Yogurt holds a special place at the breakfast table and even finds its way into the lunch box. By dinnertime, this fast and easy staple is usually consigned to the refrigerator.
Time to change it up.
Yogurt is produced by fermentation of milk (mostly cow’s milk but also from goat, ewe, camel and water buffalo.) Soy, rice and nut milks are also fermented into yogurt-like alternatives for those requiring or preferring plant-based foods. Lactobacillus delbrueckii subsp. bulgaricus and Streptococcus thermophilus bacteria ferment lactose and produce lactic acid giving yogurt a creamy texture and tart flavor. Other lactobacilli and bifidobacteria are sometimes added during or after culturing yogurt. Codex Alimentarius and most other national regulatory agencies have established a minimum level of 1 × 107 colony-forming units (CFU)/g of yogurt starter microorganisms.
Yogurt is a nutritional powerhouse, providing ample protein, calcium and probiotics. It also supplies B vitamins and depending on the fat content, may also provide fat-soluble vitamins including D (calciferol), A (retinol), and E (tocopherols and tocotrienols.) As an added benefit, many people who are lactose intolerant will find that the presence of bacteria in yogurt produces lactase activity in the intestine. In addition, yogurt takes longer to pass through the digestive tract than milk, thus allowing a more effective breakdown of lactose.
Yogurt is an excellent substitute for heavy creams, whole milk and sour cream, all brimming with saturated fat and cholesterol.
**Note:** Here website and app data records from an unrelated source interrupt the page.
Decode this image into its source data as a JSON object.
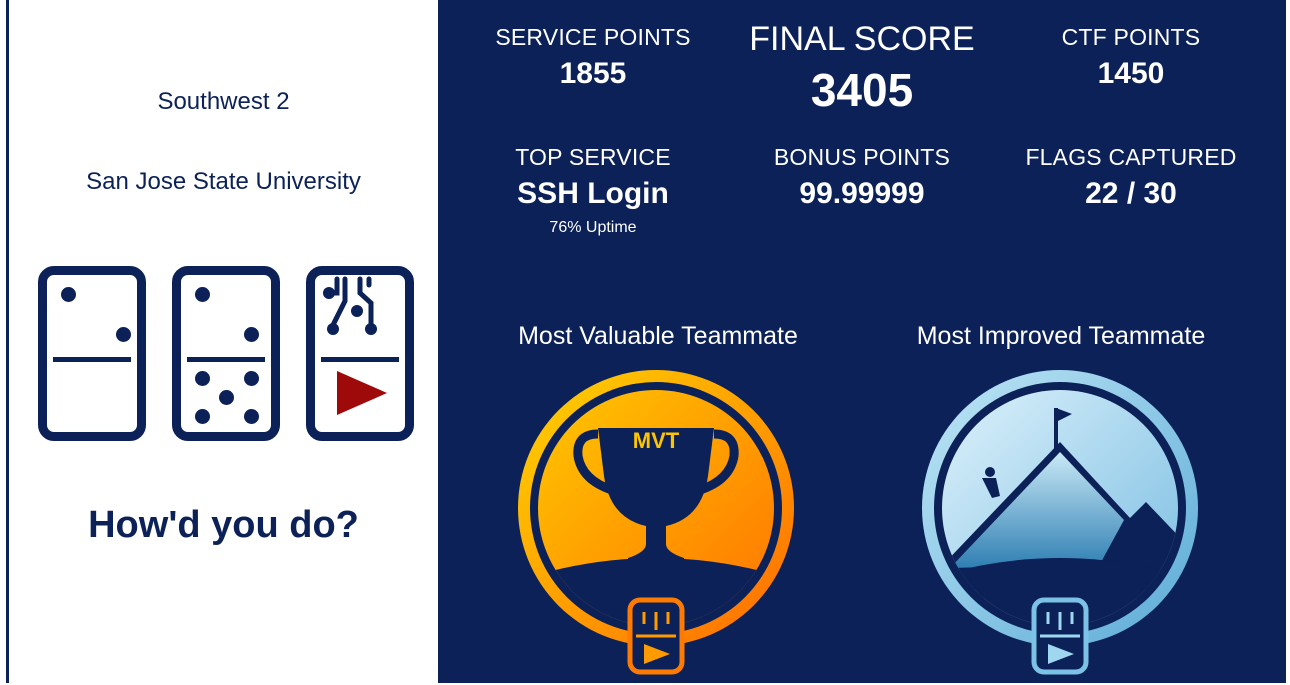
{
  "left_panel": {
    "region": "Southwest 2",
    "school": "San Jose State University",
    "tagline": "How'd you do?"
  },
  "scores": {
    "service_points": {
      "label": "SERVICE POINTS",
      "value": "1855"
    },
    "final_score": {
      "label": "FINAL SCORE",
      "value": "3405"
    },
    "ctf_points": {
      "label": "CTF POINTS",
      "value": "1450"
    },
    "top_service": {
      "label": "TOP SERVICE",
      "value": "SSH Login",
      "detail": "76% Uptime"
    },
    "bonus_points": {
      "label": "BONUS POINTS",
      "value": "99.99999"
    },
    "flags_captured": {
      "label": "FLAGS CAPTURED",
      "value": "22 / 30"
    }
  },
  "awards": {
    "mvt": {
      "title": "Most Valuable Teammate",
      "badge_text": "MVT"
    },
    "mit": {
      "title": "Most Improved Teammate"
    }
  },
  "colors": {
    "navy": "#0b2158",
    "play_red": "#9e0a0a",
    "mvt_orange": "#ff7a00",
    "mvt_yellow": "#ffc400",
    "mit_blue": "#3a8fc0"
  }
}
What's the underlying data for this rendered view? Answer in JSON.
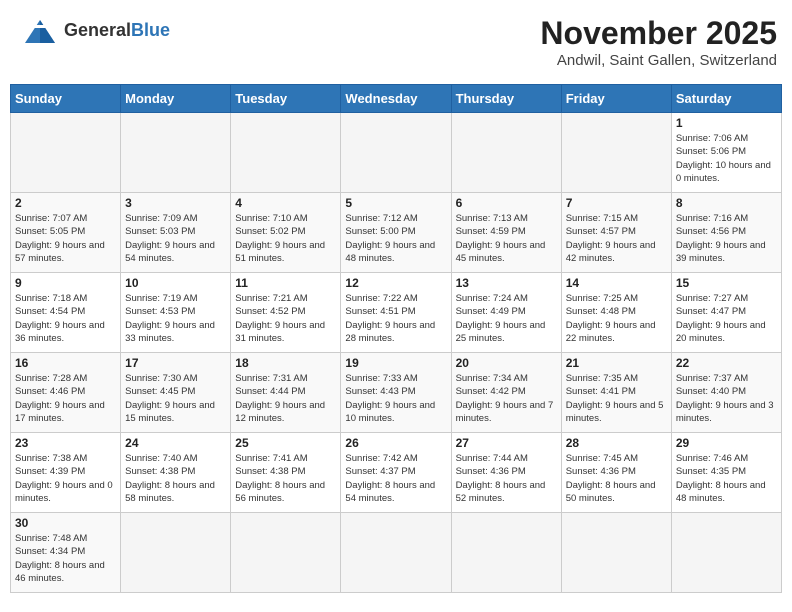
{
  "header": {
    "logo_general": "General",
    "logo_blue": "Blue",
    "month": "November 2025",
    "location": "Andwil, Saint Gallen, Switzerland"
  },
  "days_of_week": [
    "Sunday",
    "Monday",
    "Tuesday",
    "Wednesday",
    "Thursday",
    "Friday",
    "Saturday"
  ],
  "weeks": [
    [
      {
        "day": "",
        "info": ""
      },
      {
        "day": "",
        "info": ""
      },
      {
        "day": "",
        "info": ""
      },
      {
        "day": "",
        "info": ""
      },
      {
        "day": "",
        "info": ""
      },
      {
        "day": "",
        "info": ""
      },
      {
        "day": "1",
        "info": "Sunrise: 7:06 AM\nSunset: 5:06 PM\nDaylight: 10 hours and 0 minutes."
      }
    ],
    [
      {
        "day": "2",
        "info": "Sunrise: 7:07 AM\nSunset: 5:05 PM\nDaylight: 9 hours and 57 minutes."
      },
      {
        "day": "3",
        "info": "Sunrise: 7:09 AM\nSunset: 5:03 PM\nDaylight: 9 hours and 54 minutes."
      },
      {
        "day": "4",
        "info": "Sunrise: 7:10 AM\nSunset: 5:02 PM\nDaylight: 9 hours and 51 minutes."
      },
      {
        "day": "5",
        "info": "Sunrise: 7:12 AM\nSunset: 5:00 PM\nDaylight: 9 hours and 48 minutes."
      },
      {
        "day": "6",
        "info": "Sunrise: 7:13 AM\nSunset: 4:59 PM\nDaylight: 9 hours and 45 minutes."
      },
      {
        "day": "7",
        "info": "Sunrise: 7:15 AM\nSunset: 4:57 PM\nDaylight: 9 hours and 42 minutes."
      },
      {
        "day": "8",
        "info": "Sunrise: 7:16 AM\nSunset: 4:56 PM\nDaylight: 9 hours and 39 minutes."
      }
    ],
    [
      {
        "day": "9",
        "info": "Sunrise: 7:18 AM\nSunset: 4:54 PM\nDaylight: 9 hours and 36 minutes."
      },
      {
        "day": "10",
        "info": "Sunrise: 7:19 AM\nSunset: 4:53 PM\nDaylight: 9 hours and 33 minutes."
      },
      {
        "day": "11",
        "info": "Sunrise: 7:21 AM\nSunset: 4:52 PM\nDaylight: 9 hours and 31 minutes."
      },
      {
        "day": "12",
        "info": "Sunrise: 7:22 AM\nSunset: 4:51 PM\nDaylight: 9 hours and 28 minutes."
      },
      {
        "day": "13",
        "info": "Sunrise: 7:24 AM\nSunset: 4:49 PM\nDaylight: 9 hours and 25 minutes."
      },
      {
        "day": "14",
        "info": "Sunrise: 7:25 AM\nSunset: 4:48 PM\nDaylight: 9 hours and 22 minutes."
      },
      {
        "day": "15",
        "info": "Sunrise: 7:27 AM\nSunset: 4:47 PM\nDaylight: 9 hours and 20 minutes."
      }
    ],
    [
      {
        "day": "16",
        "info": "Sunrise: 7:28 AM\nSunset: 4:46 PM\nDaylight: 9 hours and 17 minutes."
      },
      {
        "day": "17",
        "info": "Sunrise: 7:30 AM\nSunset: 4:45 PM\nDaylight: 9 hours and 15 minutes."
      },
      {
        "day": "18",
        "info": "Sunrise: 7:31 AM\nSunset: 4:44 PM\nDaylight: 9 hours and 12 minutes."
      },
      {
        "day": "19",
        "info": "Sunrise: 7:33 AM\nSunset: 4:43 PM\nDaylight: 9 hours and 10 minutes."
      },
      {
        "day": "20",
        "info": "Sunrise: 7:34 AM\nSunset: 4:42 PM\nDaylight: 9 hours and 7 minutes."
      },
      {
        "day": "21",
        "info": "Sunrise: 7:35 AM\nSunset: 4:41 PM\nDaylight: 9 hours and 5 minutes."
      },
      {
        "day": "22",
        "info": "Sunrise: 7:37 AM\nSunset: 4:40 PM\nDaylight: 9 hours and 3 minutes."
      }
    ],
    [
      {
        "day": "23",
        "info": "Sunrise: 7:38 AM\nSunset: 4:39 PM\nDaylight: 9 hours and 0 minutes."
      },
      {
        "day": "24",
        "info": "Sunrise: 7:40 AM\nSunset: 4:38 PM\nDaylight: 8 hours and 58 minutes."
      },
      {
        "day": "25",
        "info": "Sunrise: 7:41 AM\nSunset: 4:38 PM\nDaylight: 8 hours and 56 minutes."
      },
      {
        "day": "26",
        "info": "Sunrise: 7:42 AM\nSunset: 4:37 PM\nDaylight: 8 hours and 54 minutes."
      },
      {
        "day": "27",
        "info": "Sunrise: 7:44 AM\nSunset: 4:36 PM\nDaylight: 8 hours and 52 minutes."
      },
      {
        "day": "28",
        "info": "Sunrise: 7:45 AM\nSunset: 4:36 PM\nDaylight: 8 hours and 50 minutes."
      },
      {
        "day": "29",
        "info": "Sunrise: 7:46 AM\nSunset: 4:35 PM\nDaylight: 8 hours and 48 minutes."
      }
    ],
    [
      {
        "day": "30",
        "info": "Sunrise: 7:48 AM\nSunset: 4:34 PM\nDaylight: 8 hours and 46 minutes."
      },
      {
        "day": "",
        "info": ""
      },
      {
        "day": "",
        "info": ""
      },
      {
        "day": "",
        "info": ""
      },
      {
        "day": "",
        "info": ""
      },
      {
        "day": "",
        "info": ""
      },
      {
        "day": "",
        "info": ""
      }
    ]
  ]
}
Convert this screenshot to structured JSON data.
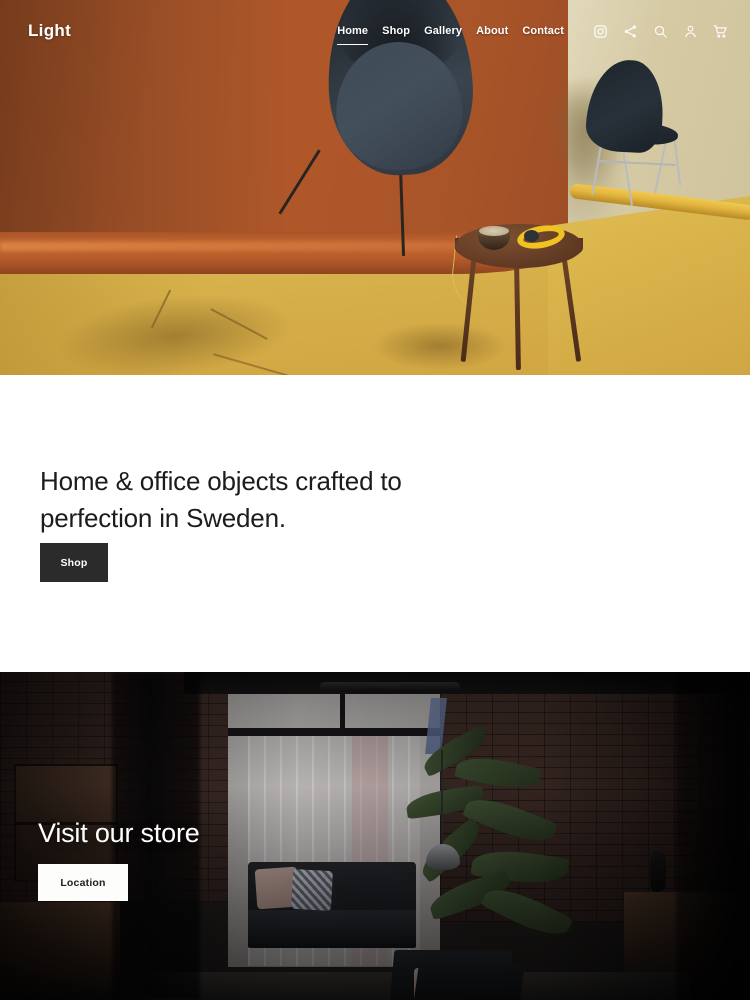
{
  "site": {
    "logo": "Light"
  },
  "nav": {
    "links": [
      {
        "label": "Home",
        "active": true
      },
      {
        "label": "Shop",
        "active": false
      },
      {
        "label": "Gallery",
        "active": false
      },
      {
        "label": "About",
        "active": false
      },
      {
        "label": "Contact",
        "active": false
      }
    ],
    "icons": [
      {
        "name": "instagram-icon",
        "label": "Instagram"
      },
      {
        "name": "share-icon",
        "label": "Share"
      },
      {
        "name": "search-icon",
        "label": "Search"
      },
      {
        "name": "user-account-icon",
        "label": "Account"
      },
      {
        "name": "shopping-cart-icon",
        "label": "Cart"
      }
    ]
  },
  "hero": {
    "alt": "Terracotta backdrop with yellow floor, hanging pod chair, dark side chair and wooden side table with bowl and yellow headphones",
    "colors": {
      "wall_rust": "#a8572b",
      "wall_cream": "#d5caa4",
      "floor_yellow": "#d4af4b",
      "chair_navy": "#2a333d",
      "table_wood": "#6a4128",
      "headphones_yellow": "#f0c322"
    }
  },
  "intro": {
    "heading": "Home & office objects crafted to perfection in Sweden.",
    "cta_label": "Shop",
    "cta_bg": "#2b2b2b",
    "cta_text_color": "#ffffff"
  },
  "store": {
    "heading": "Visit our store",
    "cta_label": "Location",
    "cta_bg": "#fdfdfb",
    "cta_text_color": "#23201f",
    "alt": "Dark loft interior with brick walls, large window with curtains, dark sofa with pillows and a tall plant"
  }
}
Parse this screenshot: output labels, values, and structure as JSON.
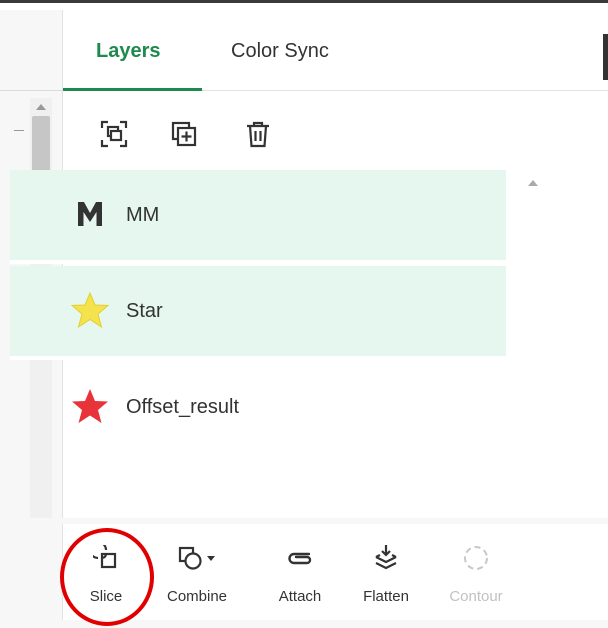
{
  "tabs": [
    {
      "label": "Layers",
      "active": true
    },
    {
      "label": "Color Sync",
      "active": false
    }
  ],
  "toolbar": {
    "icons": [
      "group-icon",
      "duplicate-icon",
      "delete-icon"
    ]
  },
  "layers": [
    {
      "name": "MM",
      "icon": "letter-m-icon",
      "selected": true,
      "color": "#333333"
    },
    {
      "name": "Star",
      "icon": "yellow-star-icon",
      "selected": true,
      "color": "#f5e34d"
    },
    {
      "name": "Offset_result",
      "icon": "red-star-icon",
      "selected": false,
      "color": "#e8333a"
    }
  ],
  "bottom_tools": [
    {
      "label": "Slice",
      "icon": "slice-icon",
      "enabled": true
    },
    {
      "label": "Combine",
      "icon": "combine-icon",
      "enabled": true
    },
    {
      "label": "Attach",
      "icon": "attach-icon",
      "enabled": true
    },
    {
      "label": "Flatten",
      "icon": "flatten-icon",
      "enabled": true
    },
    {
      "label": "Contour",
      "icon": "contour-icon",
      "enabled": false
    }
  ],
  "colors": {
    "accent": "#1e8a4d",
    "selected_row": "#e6f7f0",
    "highlight_circle": "#e00000"
  }
}
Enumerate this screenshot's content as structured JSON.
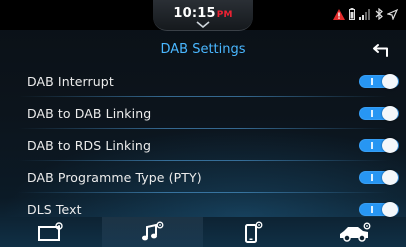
{
  "status_bar": {
    "time": "10:15",
    "ampm": "PM",
    "icons": [
      "warning-icon",
      "battery-icon",
      "signal-icon",
      "bluetooth-icon",
      "navigation-icon"
    ]
  },
  "header": {
    "title": "DAB Settings",
    "back_icon": "back-arrow-icon"
  },
  "settings": {
    "items": [
      {
        "label": "DAB Interrupt",
        "on": true
      },
      {
        "label": "DAB to DAB Linking",
        "on": true
      },
      {
        "label": "DAB to RDS Linking",
        "on": true
      },
      {
        "label": "DAB Programme Type (PTY)",
        "on": true
      },
      {
        "label": "DLS Text",
        "on": true
      }
    ]
  },
  "bottom_nav": {
    "items": [
      {
        "icon": "screen-settings-icon",
        "active": false
      },
      {
        "icon": "audio-settings-icon",
        "active": true
      },
      {
        "icon": "phone-settings-icon",
        "active": false
      },
      {
        "icon": "vehicle-settings-icon",
        "active": false
      }
    ]
  },
  "colors": {
    "accent": "#2796f3",
    "title": "#4ab7ff",
    "warning": "#e22b2b"
  }
}
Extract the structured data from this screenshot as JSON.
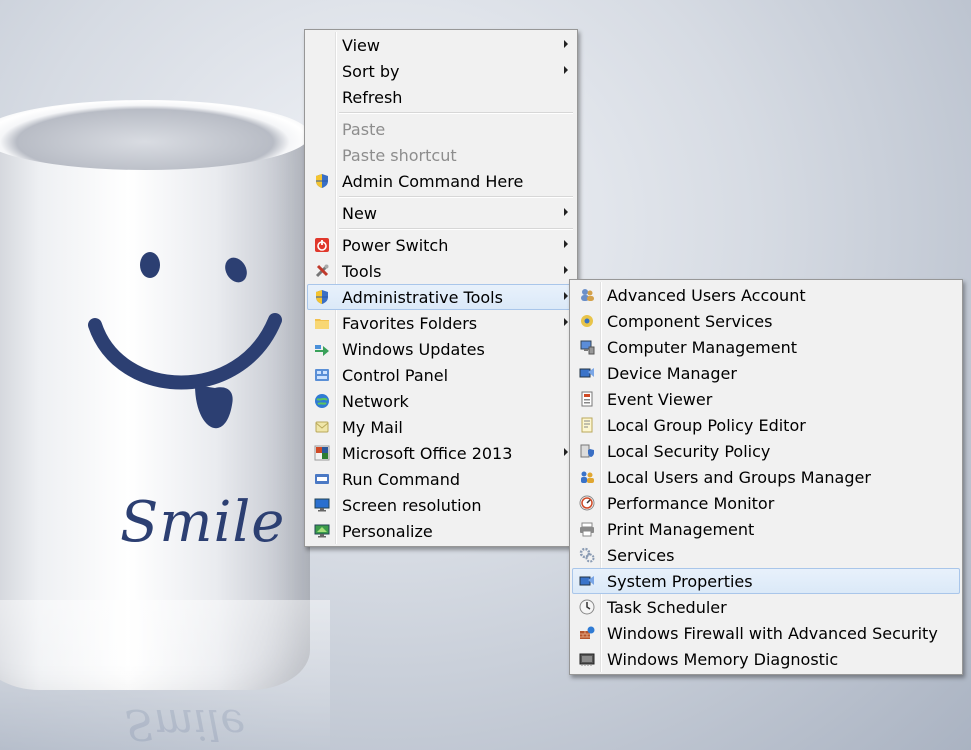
{
  "wallpaper": {
    "cup_text": "Smile"
  },
  "context_menu": {
    "items": [
      {
        "label": "View",
        "submenu": true
      },
      {
        "label": "Sort by",
        "submenu": true
      },
      {
        "label": "Refresh"
      },
      {
        "label": "Paste",
        "disabled": true
      },
      {
        "label": "Paste shortcut",
        "disabled": true
      },
      {
        "label": "Admin Command Here",
        "icon": "uac-shield-icon"
      },
      {
        "label": "New",
        "submenu": true
      },
      {
        "label": "Power Switch",
        "icon": "power-icon",
        "submenu": true
      },
      {
        "label": "Tools",
        "icon": "tools-icon",
        "submenu": true
      },
      {
        "label": "Administrative Tools",
        "icon": "uac-shield-icon",
        "submenu": true,
        "highlighted": true
      },
      {
        "label": "Favorites Folders",
        "icon": "folder-icon",
        "submenu": true
      },
      {
        "label": "Windows Updates",
        "icon": "windows-update-icon"
      },
      {
        "label": "Control Panel",
        "icon": "control-panel-icon"
      },
      {
        "label": "Network",
        "icon": "network-icon"
      },
      {
        "label": "My Mail",
        "icon": "mail-icon"
      },
      {
        "label": "Microsoft Office 2013",
        "icon": "office-icon",
        "submenu": true
      },
      {
        "label": "Run Command",
        "icon": "run-icon"
      },
      {
        "label": "Screen resolution",
        "icon": "monitor-icon"
      },
      {
        "label": "Personalize",
        "icon": "personalize-icon"
      }
    ]
  },
  "admin_submenu": {
    "items": [
      {
        "label": "Advanced Users Account",
        "icon": "users-icon"
      },
      {
        "label": "Component Services",
        "icon": "component-services-icon"
      },
      {
        "label": "Computer Management",
        "icon": "computer-management-icon"
      },
      {
        "label": "Device Manager",
        "icon": "device-manager-icon"
      },
      {
        "label": "Event Viewer",
        "icon": "event-viewer-icon"
      },
      {
        "label": "Local Group Policy Editor",
        "icon": "policy-editor-icon"
      },
      {
        "label": "Local Security Policy",
        "icon": "security-policy-icon"
      },
      {
        "label": "Local Users and Groups Manager",
        "icon": "users-groups-icon"
      },
      {
        "label": "Performance Monitor",
        "icon": "performance-monitor-icon"
      },
      {
        "label": "Print Management",
        "icon": "printer-icon"
      },
      {
        "label": "Services",
        "icon": "services-gear-icon"
      },
      {
        "label": "System Properties",
        "icon": "system-properties-icon",
        "highlighted": true
      },
      {
        "label": "Task Scheduler",
        "icon": "clock-icon"
      },
      {
        "label": "Windows Firewall with Advanced Security",
        "icon": "firewall-icon"
      },
      {
        "label": "Windows Memory Diagnostic",
        "icon": "memory-chip-icon"
      }
    ]
  },
  "colors": {
    "menu_bg": "#f1f1f1",
    "highlight_bg": "#dbe9f8",
    "highlight_border": "#a9c6ea",
    "disabled_text": "#8d8d8d",
    "smile_ink": "#2c3f72"
  }
}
Low-fat yogurts—Greek or regular — add texture and tang to many recipes.
Yogurt ideas for dinner
- Creamed soups such as spinach, broccoli or tomato
- Cauliflower curry or sweet potato curry
- Garlic yogurt salad dressing
- Saffron yogurt chicken kebabs
Of course, you will have to experiment but many of your own favorite recipes can be adapted to more healthful options.
But don’t stop there. Dessert could also use some enhancements, starting with its purpose.
Dessert should be sweet, a complement to savory main dishes, but who decided it must be heavy and sleep inducing? Low-fat yogurt paired with a bit of creativity can be every bit as delicious as cholesterol and fat laden cakes and pies. Your family and friends will be impressed and perhaps relieved that their daily calorie quota wasn’t shattered with your double fudge cake.
One idea that never fails to delight in its presentation and is perfect for creamy yogurt is a parfait or wine glass layered with fruit puree.
Apple butter parfait
- 3 cups regular yogurt or non-fat Greek yogurt, drained
- 1/3 cup brown sugar or honey
- 1 cup apple butter (no butter involved!)
- 1 tsp cinnamon
- 4 Tbsps. chopped pecans
Mix yogurt with sugar or honey. Stir cinnamon into the apple butter. Assemble in four wine or parfait glasses: First put in the sweetened yogurt. Sprinkle each with pecans then apple butter and then repeat, dividing evenly.
Refrigerate for 4 hours.
The above recipe is moderate in calories and may be robust with probiotics, protein, and calcium.
Other ideas for yogurt desserts
- Layer seasonal fruit with cubes of angel food cake and plain Greek yogurt sweetened with honey.
- Mix Greek yogurt with a few tablespoons of cream cheese and vanilla and spoon over thin crepes. Top with fresh berries such as blueberries, raspberries or strawberries.
- Mix yogurt with honey and alternate layers with lemon curd. Serve with a shortbread cookie.
The combinations are endless: think yogurt, sweet fruit and crunchy nuts as your template.
The best part of using yogurt as a base ingredient is the banishment of guilt. Obviously, these desserts are not all low calorie but they do offer some nutritional value, which many rich sweets do not.
Dessert is a great way to finish a meal. These yogurt recipes may help ensure your meal won’t finish you.